## TASK TO COMPLETE:
Gather all lines in the records below that include the word "this".

(Data records for software interfaces)
►

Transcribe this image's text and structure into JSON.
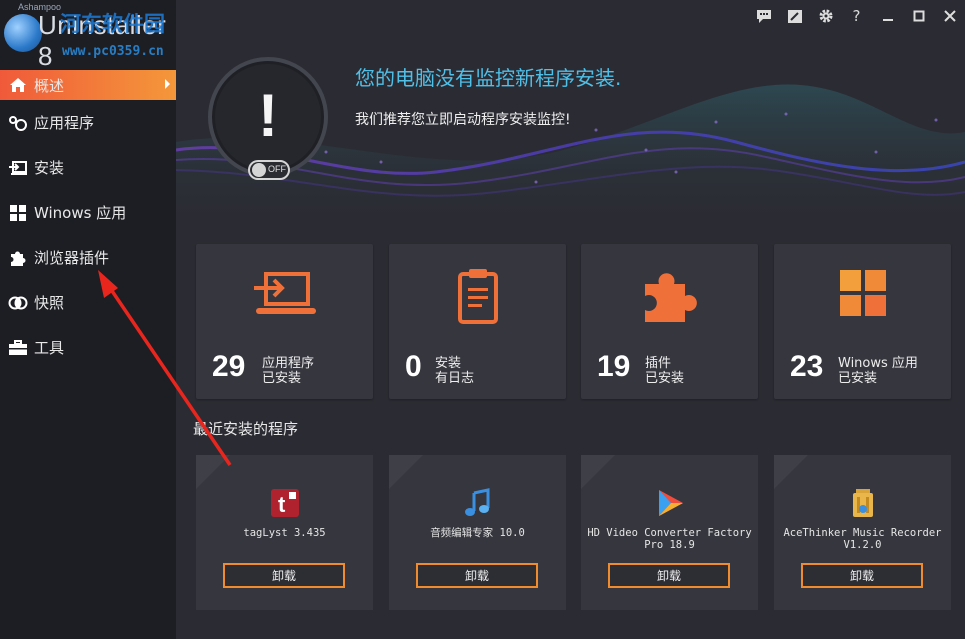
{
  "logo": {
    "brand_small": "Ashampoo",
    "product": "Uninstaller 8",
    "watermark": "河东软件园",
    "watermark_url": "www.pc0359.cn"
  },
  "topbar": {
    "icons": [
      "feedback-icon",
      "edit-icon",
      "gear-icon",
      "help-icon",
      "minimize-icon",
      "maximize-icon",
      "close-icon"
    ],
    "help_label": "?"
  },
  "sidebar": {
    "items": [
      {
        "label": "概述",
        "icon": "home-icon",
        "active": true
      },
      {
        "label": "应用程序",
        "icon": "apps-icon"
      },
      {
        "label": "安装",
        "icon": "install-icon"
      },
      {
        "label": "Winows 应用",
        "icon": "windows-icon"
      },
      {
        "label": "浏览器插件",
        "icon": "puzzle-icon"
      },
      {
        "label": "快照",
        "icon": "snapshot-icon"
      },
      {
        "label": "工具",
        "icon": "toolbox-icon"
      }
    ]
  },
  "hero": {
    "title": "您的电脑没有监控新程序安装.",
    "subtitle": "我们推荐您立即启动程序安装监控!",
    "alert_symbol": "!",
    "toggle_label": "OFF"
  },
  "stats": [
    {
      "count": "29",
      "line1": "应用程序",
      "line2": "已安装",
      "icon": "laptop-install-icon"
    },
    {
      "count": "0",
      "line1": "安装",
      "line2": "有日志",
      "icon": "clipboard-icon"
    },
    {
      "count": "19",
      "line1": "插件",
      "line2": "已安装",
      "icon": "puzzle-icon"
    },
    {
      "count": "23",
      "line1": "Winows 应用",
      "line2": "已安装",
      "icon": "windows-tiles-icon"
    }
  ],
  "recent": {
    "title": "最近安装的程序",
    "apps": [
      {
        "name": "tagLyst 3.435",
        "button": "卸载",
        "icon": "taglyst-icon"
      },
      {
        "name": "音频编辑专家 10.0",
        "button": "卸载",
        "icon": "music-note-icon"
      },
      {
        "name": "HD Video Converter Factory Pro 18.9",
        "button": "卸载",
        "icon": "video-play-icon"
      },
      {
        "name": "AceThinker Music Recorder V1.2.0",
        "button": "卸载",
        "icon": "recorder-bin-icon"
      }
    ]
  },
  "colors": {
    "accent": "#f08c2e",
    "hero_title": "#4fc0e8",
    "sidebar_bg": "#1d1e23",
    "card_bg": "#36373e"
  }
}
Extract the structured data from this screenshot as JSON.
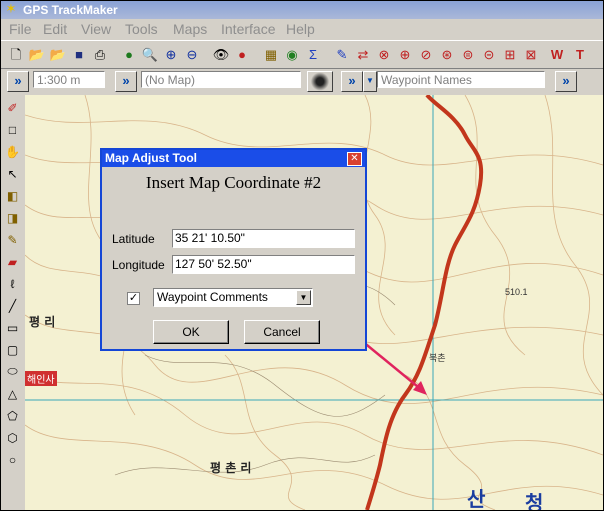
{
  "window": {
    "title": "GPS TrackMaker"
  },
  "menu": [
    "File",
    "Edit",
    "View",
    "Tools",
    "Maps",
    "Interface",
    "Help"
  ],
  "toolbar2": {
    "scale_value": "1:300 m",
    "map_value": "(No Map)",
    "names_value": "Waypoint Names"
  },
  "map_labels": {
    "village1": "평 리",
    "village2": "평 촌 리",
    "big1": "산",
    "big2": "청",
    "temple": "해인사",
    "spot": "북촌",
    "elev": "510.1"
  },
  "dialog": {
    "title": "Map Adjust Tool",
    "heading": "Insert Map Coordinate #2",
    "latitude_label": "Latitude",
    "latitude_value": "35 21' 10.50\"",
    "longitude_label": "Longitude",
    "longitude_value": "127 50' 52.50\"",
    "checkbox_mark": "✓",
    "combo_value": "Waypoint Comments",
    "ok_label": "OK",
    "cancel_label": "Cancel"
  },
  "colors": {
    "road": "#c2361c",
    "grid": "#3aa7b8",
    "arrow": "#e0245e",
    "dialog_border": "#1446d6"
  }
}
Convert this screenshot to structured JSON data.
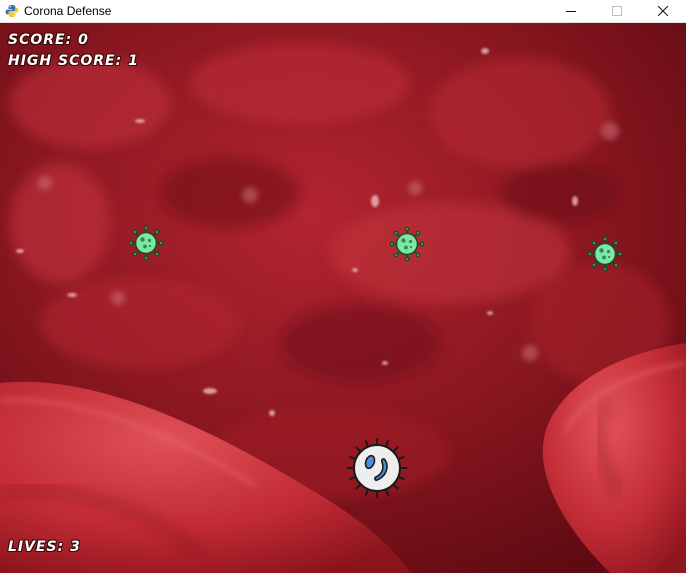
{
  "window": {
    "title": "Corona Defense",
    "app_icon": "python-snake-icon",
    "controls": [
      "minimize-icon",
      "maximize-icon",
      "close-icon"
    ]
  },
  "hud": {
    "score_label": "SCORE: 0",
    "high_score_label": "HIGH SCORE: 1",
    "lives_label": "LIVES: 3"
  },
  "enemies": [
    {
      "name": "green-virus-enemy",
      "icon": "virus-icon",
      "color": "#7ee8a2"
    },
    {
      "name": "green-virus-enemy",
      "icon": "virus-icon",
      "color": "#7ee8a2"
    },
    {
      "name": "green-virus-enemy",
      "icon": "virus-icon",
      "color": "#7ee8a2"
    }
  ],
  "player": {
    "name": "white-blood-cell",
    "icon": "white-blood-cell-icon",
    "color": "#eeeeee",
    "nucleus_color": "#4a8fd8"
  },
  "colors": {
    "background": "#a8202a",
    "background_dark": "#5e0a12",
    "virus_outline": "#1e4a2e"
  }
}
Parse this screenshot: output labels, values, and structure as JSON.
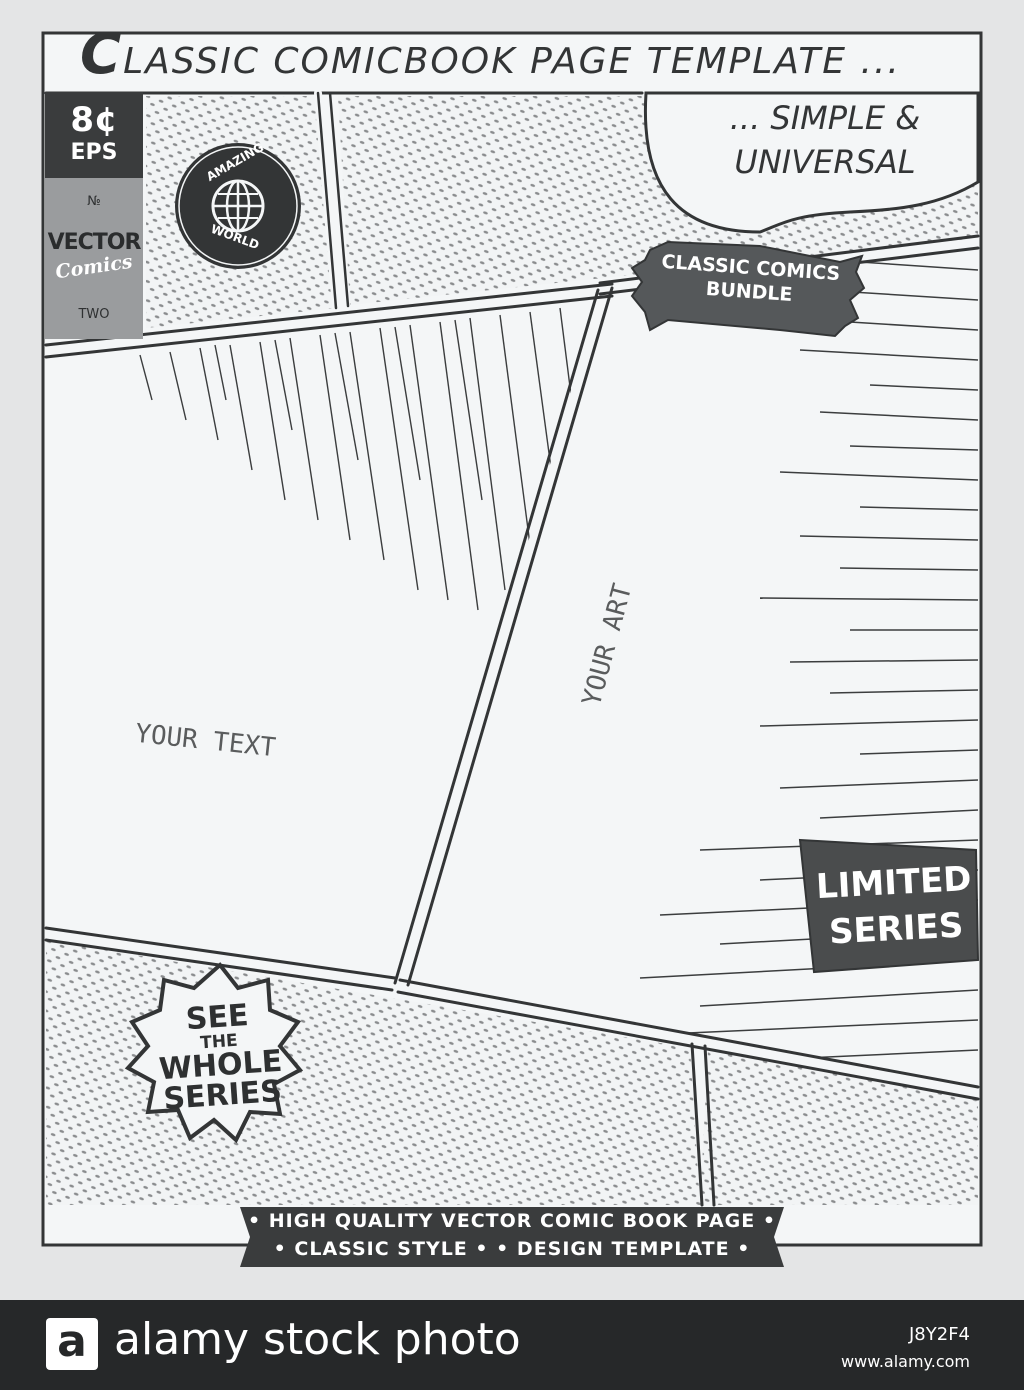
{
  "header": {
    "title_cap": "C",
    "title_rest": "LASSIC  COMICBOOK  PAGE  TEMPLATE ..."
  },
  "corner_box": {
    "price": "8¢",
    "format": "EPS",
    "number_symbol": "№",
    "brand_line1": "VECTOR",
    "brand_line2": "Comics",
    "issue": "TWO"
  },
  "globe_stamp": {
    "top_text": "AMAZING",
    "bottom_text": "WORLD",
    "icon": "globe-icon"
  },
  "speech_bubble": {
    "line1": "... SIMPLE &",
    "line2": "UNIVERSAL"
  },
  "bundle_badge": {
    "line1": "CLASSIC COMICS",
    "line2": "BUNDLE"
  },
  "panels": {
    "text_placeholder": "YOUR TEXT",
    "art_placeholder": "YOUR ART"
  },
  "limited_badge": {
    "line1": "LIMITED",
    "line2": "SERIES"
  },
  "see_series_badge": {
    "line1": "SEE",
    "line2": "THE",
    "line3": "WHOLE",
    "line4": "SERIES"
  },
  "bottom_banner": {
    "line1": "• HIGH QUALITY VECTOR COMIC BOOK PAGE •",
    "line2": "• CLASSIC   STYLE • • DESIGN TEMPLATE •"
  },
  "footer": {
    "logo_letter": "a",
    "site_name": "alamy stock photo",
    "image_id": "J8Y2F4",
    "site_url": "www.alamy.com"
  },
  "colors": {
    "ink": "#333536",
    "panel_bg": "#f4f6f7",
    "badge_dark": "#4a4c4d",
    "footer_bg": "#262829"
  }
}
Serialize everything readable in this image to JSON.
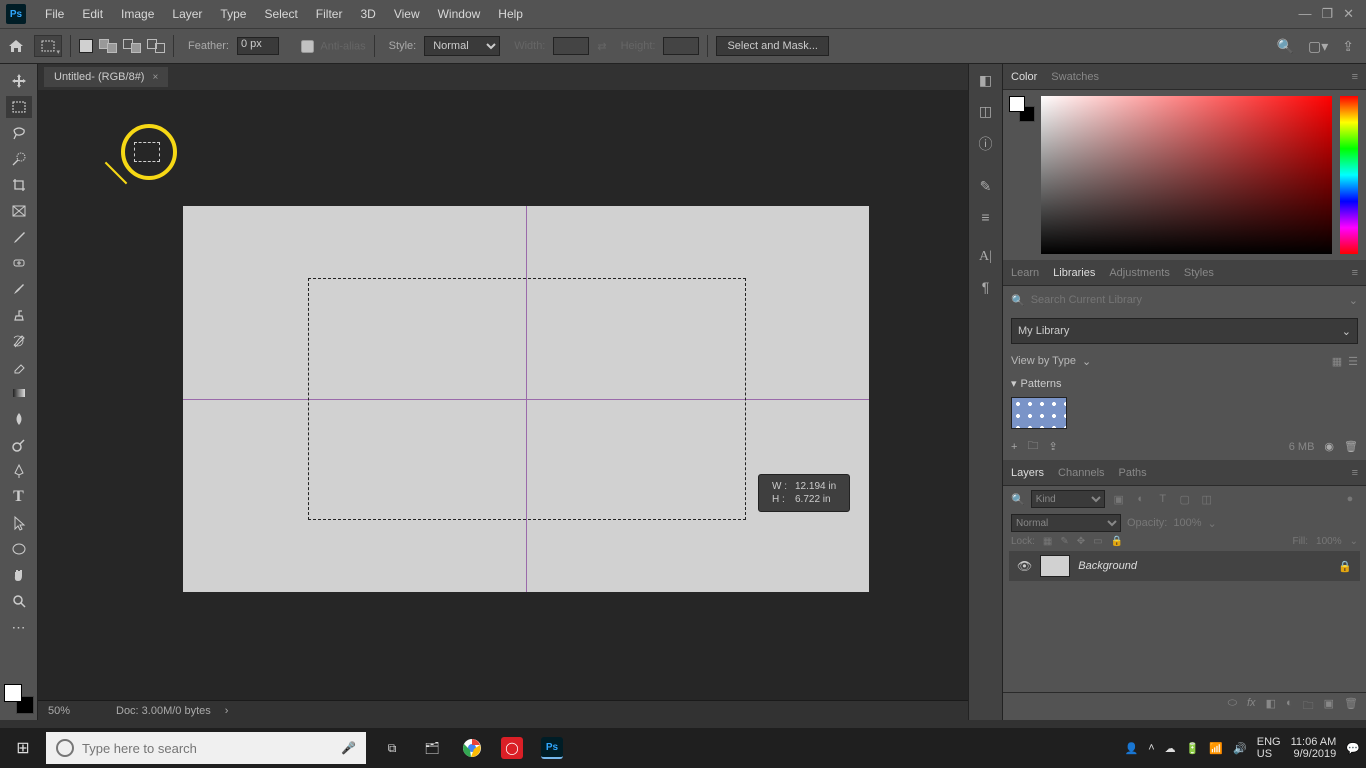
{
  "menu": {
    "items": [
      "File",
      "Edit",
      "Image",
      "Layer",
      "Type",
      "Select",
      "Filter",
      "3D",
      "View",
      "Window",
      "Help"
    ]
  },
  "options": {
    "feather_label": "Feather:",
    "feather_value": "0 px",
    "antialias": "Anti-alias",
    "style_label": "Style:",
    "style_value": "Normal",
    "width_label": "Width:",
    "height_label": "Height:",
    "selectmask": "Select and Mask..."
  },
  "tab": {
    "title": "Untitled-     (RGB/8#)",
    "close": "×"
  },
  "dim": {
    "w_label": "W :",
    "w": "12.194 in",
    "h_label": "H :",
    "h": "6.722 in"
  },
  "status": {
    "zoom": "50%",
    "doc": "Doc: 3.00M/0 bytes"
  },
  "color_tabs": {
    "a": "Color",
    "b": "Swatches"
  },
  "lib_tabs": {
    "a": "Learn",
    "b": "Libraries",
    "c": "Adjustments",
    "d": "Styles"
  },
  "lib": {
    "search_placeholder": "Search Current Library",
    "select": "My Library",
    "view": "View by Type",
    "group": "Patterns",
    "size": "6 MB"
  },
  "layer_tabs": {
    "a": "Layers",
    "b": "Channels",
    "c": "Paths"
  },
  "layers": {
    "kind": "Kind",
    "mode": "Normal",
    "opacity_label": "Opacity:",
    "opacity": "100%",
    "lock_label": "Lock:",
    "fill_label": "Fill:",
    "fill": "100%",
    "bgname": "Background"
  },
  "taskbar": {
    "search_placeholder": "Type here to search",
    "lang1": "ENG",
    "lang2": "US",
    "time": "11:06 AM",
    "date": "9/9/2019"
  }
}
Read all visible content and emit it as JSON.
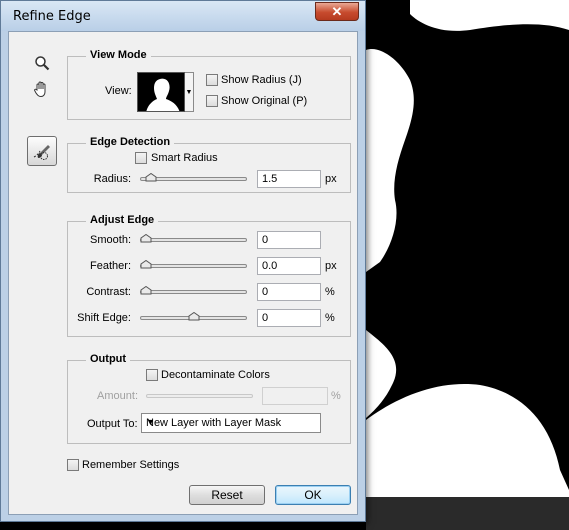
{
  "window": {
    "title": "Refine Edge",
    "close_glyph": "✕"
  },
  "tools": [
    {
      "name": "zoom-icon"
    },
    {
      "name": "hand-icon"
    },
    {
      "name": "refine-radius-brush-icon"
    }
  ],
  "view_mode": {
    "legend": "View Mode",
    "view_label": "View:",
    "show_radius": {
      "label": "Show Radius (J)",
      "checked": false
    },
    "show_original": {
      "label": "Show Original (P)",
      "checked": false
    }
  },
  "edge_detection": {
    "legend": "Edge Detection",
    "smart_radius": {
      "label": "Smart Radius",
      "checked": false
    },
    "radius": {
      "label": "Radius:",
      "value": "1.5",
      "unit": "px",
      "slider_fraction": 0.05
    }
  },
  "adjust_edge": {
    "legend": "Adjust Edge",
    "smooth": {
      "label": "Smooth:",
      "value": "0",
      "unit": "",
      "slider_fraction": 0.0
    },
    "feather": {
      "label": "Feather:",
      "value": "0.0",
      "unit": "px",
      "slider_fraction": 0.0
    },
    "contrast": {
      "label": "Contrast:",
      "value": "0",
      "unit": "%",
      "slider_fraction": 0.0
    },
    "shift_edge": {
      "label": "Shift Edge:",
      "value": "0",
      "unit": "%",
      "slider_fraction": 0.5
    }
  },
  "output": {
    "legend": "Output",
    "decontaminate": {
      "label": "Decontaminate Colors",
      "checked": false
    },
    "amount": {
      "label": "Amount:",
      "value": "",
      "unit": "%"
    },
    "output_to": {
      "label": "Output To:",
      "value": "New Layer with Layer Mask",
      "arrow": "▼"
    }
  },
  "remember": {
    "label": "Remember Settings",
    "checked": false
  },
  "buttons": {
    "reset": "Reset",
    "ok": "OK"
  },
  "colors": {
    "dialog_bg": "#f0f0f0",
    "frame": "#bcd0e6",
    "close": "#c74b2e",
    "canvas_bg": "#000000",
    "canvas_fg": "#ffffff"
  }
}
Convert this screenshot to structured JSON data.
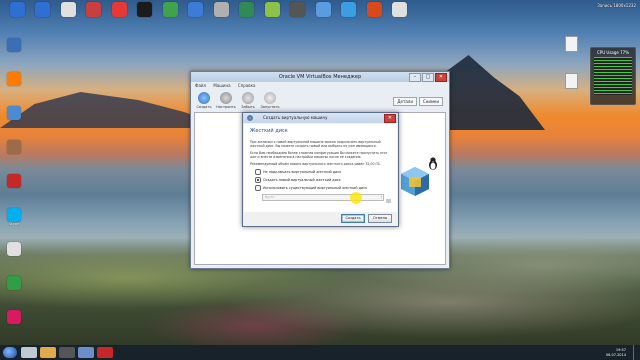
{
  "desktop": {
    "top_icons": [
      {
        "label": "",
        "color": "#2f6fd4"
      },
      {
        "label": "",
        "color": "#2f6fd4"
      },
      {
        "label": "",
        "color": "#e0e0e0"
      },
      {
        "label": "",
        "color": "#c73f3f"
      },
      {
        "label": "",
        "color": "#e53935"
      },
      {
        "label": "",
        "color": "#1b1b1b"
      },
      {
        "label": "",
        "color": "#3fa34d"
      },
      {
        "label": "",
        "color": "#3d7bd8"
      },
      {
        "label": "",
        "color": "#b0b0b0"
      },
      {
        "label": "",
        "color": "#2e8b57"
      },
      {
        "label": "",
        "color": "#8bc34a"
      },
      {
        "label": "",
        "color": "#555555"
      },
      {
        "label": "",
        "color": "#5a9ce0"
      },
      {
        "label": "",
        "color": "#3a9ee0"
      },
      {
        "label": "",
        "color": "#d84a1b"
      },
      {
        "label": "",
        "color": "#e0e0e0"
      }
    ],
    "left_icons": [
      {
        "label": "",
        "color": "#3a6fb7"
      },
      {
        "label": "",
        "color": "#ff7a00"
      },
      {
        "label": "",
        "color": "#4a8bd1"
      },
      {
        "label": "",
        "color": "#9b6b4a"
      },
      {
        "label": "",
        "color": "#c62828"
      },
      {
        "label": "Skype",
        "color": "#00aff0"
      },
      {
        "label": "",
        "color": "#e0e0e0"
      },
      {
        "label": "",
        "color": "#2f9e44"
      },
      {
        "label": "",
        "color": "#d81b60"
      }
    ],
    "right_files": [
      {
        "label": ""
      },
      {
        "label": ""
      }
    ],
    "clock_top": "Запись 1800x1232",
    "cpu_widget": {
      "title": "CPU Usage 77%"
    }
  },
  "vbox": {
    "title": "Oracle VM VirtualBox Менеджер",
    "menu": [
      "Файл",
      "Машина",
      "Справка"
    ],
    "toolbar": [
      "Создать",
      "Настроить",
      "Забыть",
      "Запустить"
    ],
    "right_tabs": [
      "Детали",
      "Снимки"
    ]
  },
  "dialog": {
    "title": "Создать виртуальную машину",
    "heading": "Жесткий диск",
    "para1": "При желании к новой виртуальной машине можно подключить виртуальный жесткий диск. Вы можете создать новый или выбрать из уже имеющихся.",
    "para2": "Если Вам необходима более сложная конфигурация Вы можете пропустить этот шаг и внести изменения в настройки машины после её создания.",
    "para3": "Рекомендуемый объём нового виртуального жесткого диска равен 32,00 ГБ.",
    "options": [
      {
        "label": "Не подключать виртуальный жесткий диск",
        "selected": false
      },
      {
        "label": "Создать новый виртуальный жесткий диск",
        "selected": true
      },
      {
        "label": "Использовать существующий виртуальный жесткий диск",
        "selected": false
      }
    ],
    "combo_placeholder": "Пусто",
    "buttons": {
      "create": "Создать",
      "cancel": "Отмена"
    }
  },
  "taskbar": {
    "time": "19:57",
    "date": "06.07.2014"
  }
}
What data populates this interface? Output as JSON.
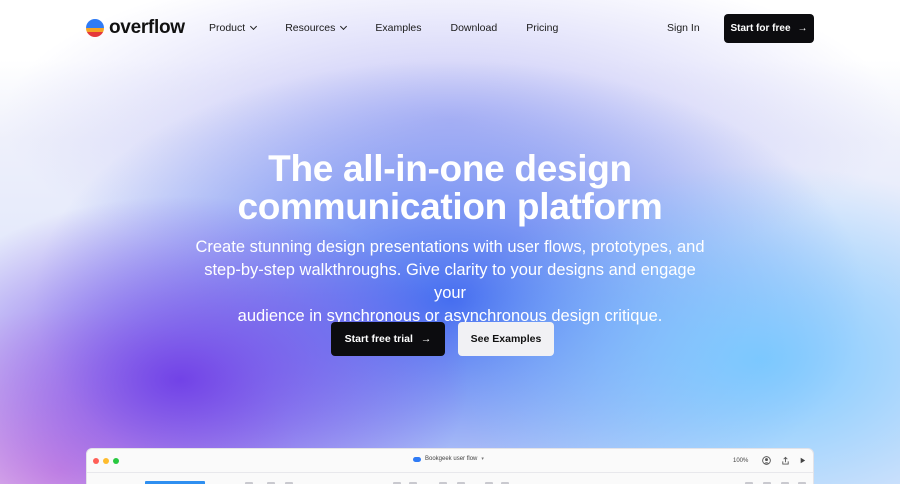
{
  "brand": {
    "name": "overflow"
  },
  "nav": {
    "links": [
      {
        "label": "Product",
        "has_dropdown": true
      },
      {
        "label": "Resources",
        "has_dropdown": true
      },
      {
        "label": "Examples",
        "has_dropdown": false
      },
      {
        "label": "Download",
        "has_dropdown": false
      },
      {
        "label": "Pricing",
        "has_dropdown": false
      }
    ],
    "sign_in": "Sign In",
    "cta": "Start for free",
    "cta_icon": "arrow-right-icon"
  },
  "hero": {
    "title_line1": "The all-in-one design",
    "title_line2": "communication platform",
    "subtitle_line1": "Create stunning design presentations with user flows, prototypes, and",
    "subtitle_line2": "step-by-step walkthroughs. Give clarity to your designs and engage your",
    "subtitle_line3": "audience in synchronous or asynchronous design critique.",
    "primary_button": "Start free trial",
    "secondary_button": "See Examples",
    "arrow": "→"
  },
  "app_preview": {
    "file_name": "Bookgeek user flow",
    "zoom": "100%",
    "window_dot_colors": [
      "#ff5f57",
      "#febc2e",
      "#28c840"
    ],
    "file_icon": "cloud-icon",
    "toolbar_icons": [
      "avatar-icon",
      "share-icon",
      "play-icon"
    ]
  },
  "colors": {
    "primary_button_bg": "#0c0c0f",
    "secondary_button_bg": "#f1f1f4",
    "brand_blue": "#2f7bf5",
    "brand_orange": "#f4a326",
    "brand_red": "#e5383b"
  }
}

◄

## REPLY:
Transcribe this image's text and structure into JSON.
Extract the structured data from this screenshot as JSON.
Convert this screenshot to structured JSON data.
Parse this screenshot: output labels, values, and structure as JSON.
Serialize everything readable in this image to JSON.
Convert this screenshot to structured JSON data.
What data populates this interface? Output as JSON.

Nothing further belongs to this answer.